Written by Catherine Lackner on January 2, 2003
By Catherine Lackner
County officials "are making good and steady progress" on an arts center for South Dade, said Michael Spring, director of the Miami-Dade Cultural Affairs Department.
The bid package for construction "is not yet ready to go out" but should be by late spring, he said. He declined to discuss specifics until then.
"We’re continuing on the final phase of construction drawings, which is the most important thing right now." The drawings should be completed by early March, Mr. Spring said.
"Coordinating the technical work to make sure we have a good set of working drawings is our priority at this point," he said. "The project is coming along well and we’re excited about it."
Construction is to begin later this year and completion is expected in late 2005.
A grant from the Knight Foundation, funding from Miami-Dade County and $250,000 from the Safe Neighborhoods Parks Bond allocation will finance the total $33 million project cost. Construction costs are pegged at $26 million.
The Miami-Dade County Commission expressed its intent to fund a performing arts center in southern Miami-Dade in July 1993, but Mr. Spring said his department’s interest predates that.
"This is something the community in South Dade has wanted since before Hurricane Andrew," he said. "Our department did a community-wide survey which showed widespread support for the project. We went after the money."
The county paid $1 million for 6.5 acres on Southwest 211th Street, next to the South Miami-Dade Government Center and across from Cutler Ridge Mall. The area is well served by access to US 1, the Florida Turnpike and public transportation.
The new arts center "will be part of the complex of government buildings which includes a regional library and fire and police stations, so the idea that we had was that it would lend itself to a cultural village theme," Mr. Spring said.
One large building will contain a 1,000-seat theater, office space and dressing rooms, while an "activities" building, separate but connected by walkways, will house rehearsal spaces, classrooms and meeting spaces.
The center will have "virtually everything you would want," from the orchestra pit to the big stage, Mr. Spring said. "It’ll be a very sophisticated space" that will lend itself to many performing arts venues, from live theater to ballet to symphony concerts.
The architect is Arquitectonica, a firm known for its unusual use of space and form.
"It’s a wonderful project and the design is truly exciting," Mr. Spring said. "It’s a facility for a community that hasn’t had a cultural facility at all."
While downtown Miami has the Gusman Center, Miami Beach has the Colony Theater, North Dade has the Caleb Auditorium and Little Havana has the Manuel Artime Theater, "the folks in far South Dade have not had anything," Mr. Spring said last year. "This center will bring south Miami-Dade into the 21st century."
Now that the center is drawing closer to being a reality, "We have an absolutely amazing design and the building the community really dreamed about," Mr. Spring said.
"There was a standing-room-only crowd and the response was overwhelmingly positive," at a town hall meeting last summer, Mr. Spring said. "I had a person come up to me tears in their eyes, thanking us for doing this is the community in the aftermath of Hurricane Andrew."
Arquitectonica "is an exciting, adventurous firm and most people perceive this as a conservative community," he said. "The building meets all needs of their needs and does all the great thing we promised the community it would."
He praised county commissioners. "This could not have happened without the mayor and county commissioners [Dennis] Moss and [Katy] Sorensen, who represent this district.

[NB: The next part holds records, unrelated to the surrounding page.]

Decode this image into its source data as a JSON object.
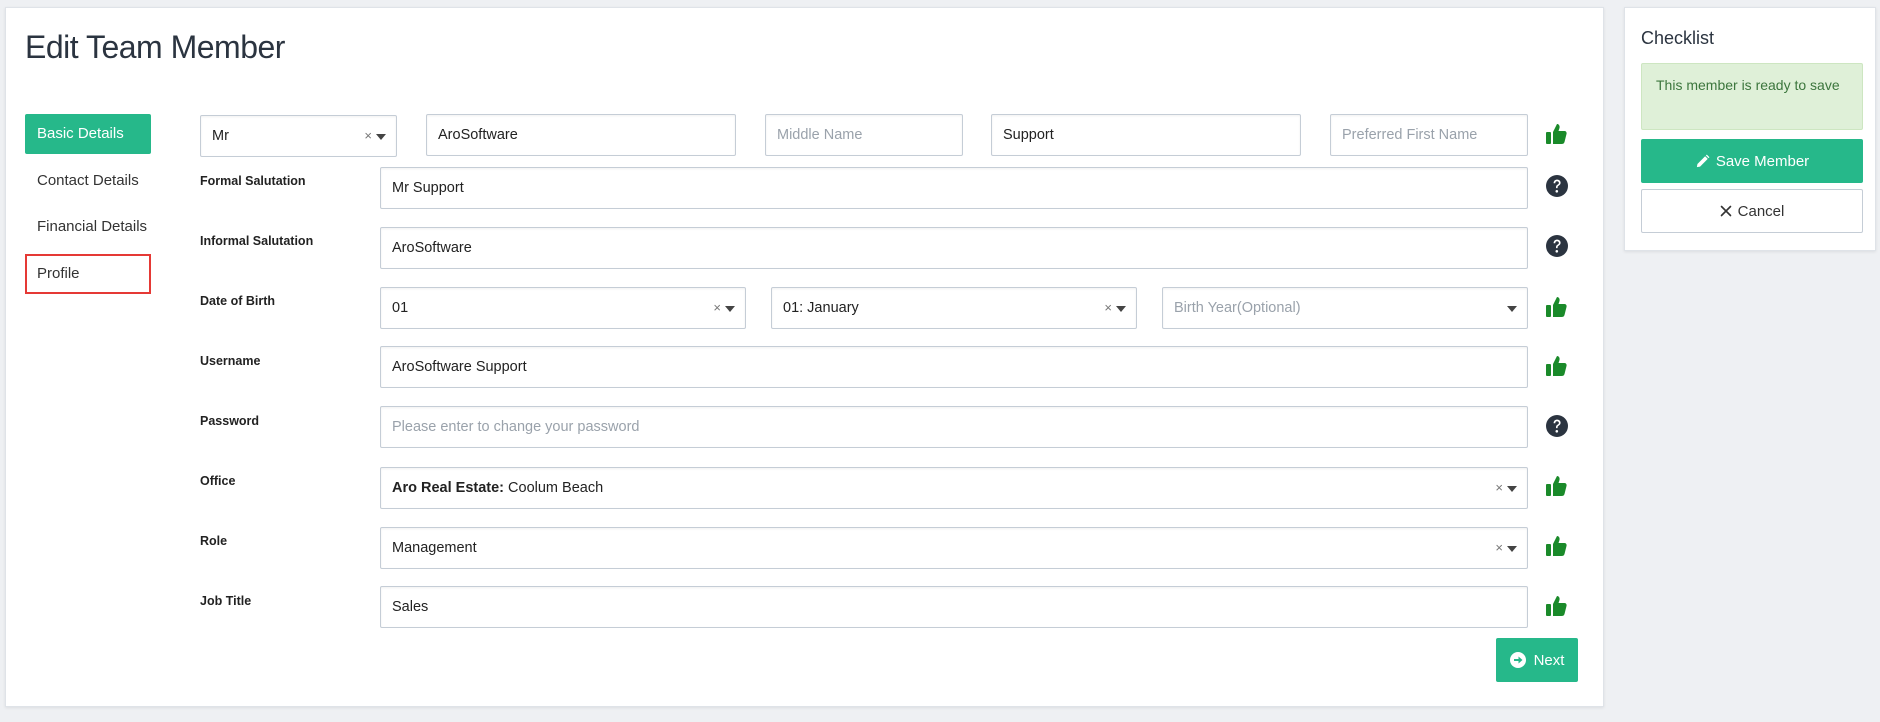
{
  "page_title": "Edit Team Member",
  "sidebar": {
    "items": [
      {
        "label": "Basic Details"
      },
      {
        "label": "Contact Details"
      },
      {
        "label": "Financial Details"
      },
      {
        "label": "Profile"
      }
    ]
  },
  "name_row": {
    "title_value": "Mr",
    "first_name_value": "AroSoftware",
    "middle_name_placeholder": "Middle Name",
    "last_name_value": "Support",
    "preferred_name_placeholder": "Preferred First Name",
    "status_icon": "thumbs-up-icon"
  },
  "form": {
    "formal_salutation": {
      "label": "Formal Salutation",
      "value": "Mr Support",
      "status_icon": "question-circle-icon"
    },
    "informal_salutation": {
      "label": "Informal Salutation",
      "value": "AroSoftware",
      "status_icon": "question-circle-icon"
    },
    "date_of_birth": {
      "label": "Date of Birth",
      "day_value": "01",
      "month_value": "01: January",
      "year_placeholder": "Birth Year(Optional)",
      "status_icon": "thumbs-up-icon"
    },
    "username": {
      "label": "Username",
      "value": "AroSoftware Support",
      "status_icon": "thumbs-up-icon"
    },
    "password": {
      "label": "Password",
      "placeholder": "Please enter to change your password",
      "status_icon": "question-circle-icon"
    },
    "office": {
      "label": "Office",
      "value_bold": "Aro Real Estate:",
      "value_rest": " Coolum Beach",
      "status_icon": "thumbs-up-icon"
    },
    "role": {
      "label": "Role",
      "value": "Management",
      "status_icon": "thumbs-up-icon"
    },
    "job_title": {
      "label": "Job Title",
      "value": "Sales",
      "status_icon": "thumbs-up-icon"
    }
  },
  "clear_glyph": "×",
  "next_button": {
    "label": "Next"
  },
  "checklist": {
    "title": "Checklist",
    "alert_text": "This member is ready to save",
    "save_label": "Save Member",
    "cancel_label": "Cancel"
  },
  "colors": {
    "accent": "#26b88a",
    "success_icon": "#1a8a2a",
    "help_icon": "#2b3440",
    "highlight_border": "#e53935",
    "alert_bg": "#dff0d8",
    "alert_text": "#3c763d"
  }
}
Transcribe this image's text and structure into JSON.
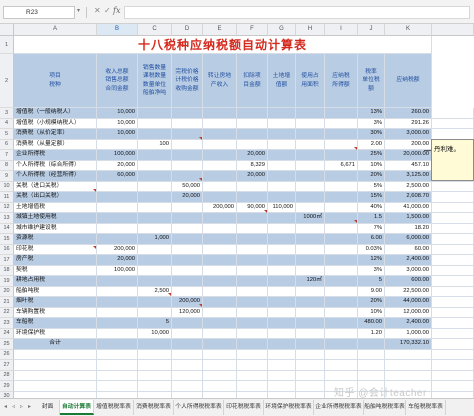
{
  "formula_bar": {
    "cell_ref": "R23",
    "fx": "fx",
    "nav_arrow": "▾",
    "cancel": "✕",
    "confirm": "✓"
  },
  "columns": [
    "A",
    "B",
    "C",
    "D",
    "E",
    "F",
    "G",
    "H",
    "I",
    "J",
    "K"
  ],
  "title": "十八税种应纳税额自动计算表",
  "headers": {
    "A": "项目\n税种",
    "B": "收入总额\n销售总额\n合同金额",
    "C": "销售数量\n课税数量\n数量单位\n船舶净吨",
    "D": "完税价格\n计税价格\n收购金额",
    "E": "转让房地\n产收入",
    "F": "扣除项\n目金额",
    "G": "土地增\n值额",
    "H": "使用占\n用面积",
    "I": "应纳税\n所得额",
    "J": "税率\n单位税额",
    "K": "应纳税额"
  },
  "rows": [
    {
      "n": "3",
      "A": "增值税（一般纳税人）",
      "B": "10,000",
      "C": "",
      "D": "",
      "E": "",
      "F": "",
      "G": "",
      "H": "",
      "I": "",
      "J": "13%",
      "K": "260.00",
      "style": "blue"
    },
    {
      "n": "4",
      "A": "增值税（小规模纳税人）",
      "B": "10,000",
      "C": "",
      "D": "",
      "E": "",
      "F": "",
      "G": "",
      "H": "",
      "I": "",
      "J": "3%",
      "K": "291.26",
      "style": "white"
    },
    {
      "n": "5",
      "A": "消费税（从价定率）",
      "B": "10,000",
      "C": "",
      "D": "",
      "E": "",
      "F": "",
      "G": "",
      "H": "",
      "I": "",
      "J": "30%",
      "K": "3,000.00",
      "style": "blue"
    },
    {
      "n": "6",
      "A": "消费税（从量定额）",
      "B": "",
      "C": "100",
      "D": "",
      "E": "",
      "F": "",
      "G": "",
      "H": "",
      "I": "",
      "J": "2.00",
      "K": "200.00",
      "style": "white"
    },
    {
      "n": "7",
      "A": "企业所得税",
      "B": "100,000",
      "C": "",
      "D": "",
      "E": "",
      "F": "20,000",
      "G": "",
      "H": "",
      "I": "",
      "J": "25%",
      "K": "20,000.00",
      "style": "blue"
    },
    {
      "n": "8",
      "A": "个人所得税（综合所得）",
      "B": "20,000",
      "C": "",
      "D": "",
      "E": "",
      "F": "8,329",
      "G": "",
      "H": "",
      "I": "6,671",
      "J": "10%",
      "K": "457.10",
      "style": "white"
    },
    {
      "n": "9",
      "A": "个人所得税（经营所得）",
      "B": "60,000",
      "C": "",
      "D": "",
      "E": "",
      "F": "20,000",
      "G": "",
      "H": "",
      "I": "",
      "J": "20%",
      "K": "3,125.00",
      "style": "blue"
    },
    {
      "n": "10",
      "A": "关税（进口关税）",
      "B": "",
      "C": "",
      "D": "50,000",
      "E": "",
      "F": "",
      "G": "",
      "H": "",
      "I": "",
      "J": "5%",
      "K": "2,500.00",
      "style": "white"
    },
    {
      "n": "11",
      "A": "关税（出口关税）",
      "B": "",
      "C": "",
      "D": "20,000",
      "E": "",
      "F": "",
      "G": "",
      "H": "",
      "I": "",
      "J": "15%",
      "K": "2,608.70",
      "style": "blue"
    },
    {
      "n": "12",
      "A": "土地增值税",
      "B": "",
      "C": "",
      "D": "",
      "E": "200,000",
      "F": "90,000",
      "G": "110,000",
      "H": "",
      "I": "",
      "J": "40%",
      "K": "41,000.00",
      "style": "white"
    },
    {
      "n": "13",
      "A": "城镇土地使用税",
      "B": "",
      "C": "",
      "D": "",
      "E": "",
      "F": "",
      "G": "",
      "H": "1000㎡",
      "I": "",
      "J": "1.5",
      "K": "1,500.00",
      "style": "blue"
    },
    {
      "n": "14",
      "A": "城市维护建设税",
      "B": "",
      "C": "",
      "D": "",
      "E": "",
      "F": "",
      "G": "",
      "H": "",
      "I": "",
      "J": "7%",
      "K": "18.20",
      "style": "white"
    },
    {
      "n": "15",
      "A": "资源税",
      "B": "",
      "C": "1,000",
      "D": "",
      "E": "",
      "F": "",
      "G": "",
      "H": "",
      "I": "",
      "J": "6.00",
      "K": "6,000.00",
      "style": "blue"
    },
    {
      "n": "16",
      "A": "印花税",
      "B": "200,000",
      "C": "",
      "D": "",
      "E": "",
      "F": "",
      "G": "",
      "H": "",
      "I": "",
      "J": "0.03%",
      "K": "60.00",
      "style": "white"
    },
    {
      "n": "17",
      "A": "房产税",
      "B": "20,000",
      "C": "",
      "D": "",
      "E": "",
      "F": "",
      "G": "",
      "H": "",
      "I": "",
      "J": "12%",
      "K": "2,400.00",
      "style": "blue"
    },
    {
      "n": "18",
      "A": "契税",
      "B": "100,000",
      "C": "",
      "D": "",
      "E": "",
      "F": "",
      "G": "",
      "H": "",
      "I": "",
      "J": "3%",
      "K": "3,000.00",
      "style": "white"
    },
    {
      "n": "19",
      "A": "耕地占用税",
      "B": "",
      "C": "",
      "D": "",
      "E": "",
      "F": "",
      "G": "",
      "H": "120㎡",
      "I": "",
      "J": "5",
      "K": "600.00",
      "style": "blue"
    },
    {
      "n": "20",
      "A": "船舶吨税",
      "B": "",
      "C": "2,500",
      "D": "",
      "E": "",
      "F": "",
      "G": "",
      "H": "",
      "I": "",
      "J": "9.00",
      "K": "22,500.00",
      "style": "white"
    },
    {
      "n": "21",
      "A": "烟叶税",
      "B": "",
      "C": "",
      "D": "200,000",
      "E": "",
      "F": "",
      "G": "",
      "H": "",
      "I": "",
      "J": "20%",
      "K": "44,000.00",
      "style": "blue"
    },
    {
      "n": "22",
      "A": "车辆购置税",
      "B": "",
      "C": "",
      "D": "120,000",
      "E": "",
      "F": "",
      "G": "",
      "H": "",
      "I": "",
      "J": "10%",
      "K": "12,000.00",
      "style": "white"
    },
    {
      "n": "23",
      "A": "车船税",
      "B": "",
      "C": "5",
      "D": "",
      "E": "",
      "F": "",
      "G": "",
      "H": "",
      "I": "",
      "J": "480.00",
      "K": "2,400.00",
      "style": "blue"
    },
    {
      "n": "24",
      "A": "环境保护税",
      "B": "",
      "C": "10,000",
      "D": "",
      "E": "",
      "F": "",
      "G": "",
      "H": "",
      "I": "",
      "J": "1.20",
      "K": "1,000.00",
      "style": "white"
    },
    {
      "n": "25",
      "A": "合计",
      "B": "",
      "C": "",
      "D": "",
      "E": "",
      "F": "",
      "G": "",
      "H": "",
      "I": "",
      "J": "",
      "K": "170,332.10",
      "style": "blue"
    }
  ],
  "empty_rows": [
    "26",
    "27",
    "28",
    "29",
    "30"
  ],
  "comment": "丹利难。",
  "watermark": "知乎 @会计teacher",
  "tabs": [
    {
      "label": "封面",
      "active": false
    },
    {
      "label": "自动计算表",
      "active": true
    },
    {
      "label": "增值税税率表",
      "active": false
    },
    {
      "label": "消费税税率表",
      "active": false
    },
    {
      "label": "个人所得税税率表",
      "active": false
    },
    {
      "label": "印花税税率表",
      "active": false
    },
    {
      "label": "环境保护税税率表",
      "active": false
    },
    {
      "label": "企业所得税税率表",
      "active": false
    },
    {
      "label": "船舶吨税税率表",
      "active": false
    },
    {
      "label": "车船税税率表",
      "active": false
    }
  ],
  "colors": {
    "header_fill": "#b8cce4",
    "title": "#d42a1e",
    "active_tab": "#1b7a33"
  }
}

They attended every town meeting and even some of the design meetings and were very supportive without interfering. They have been great with us."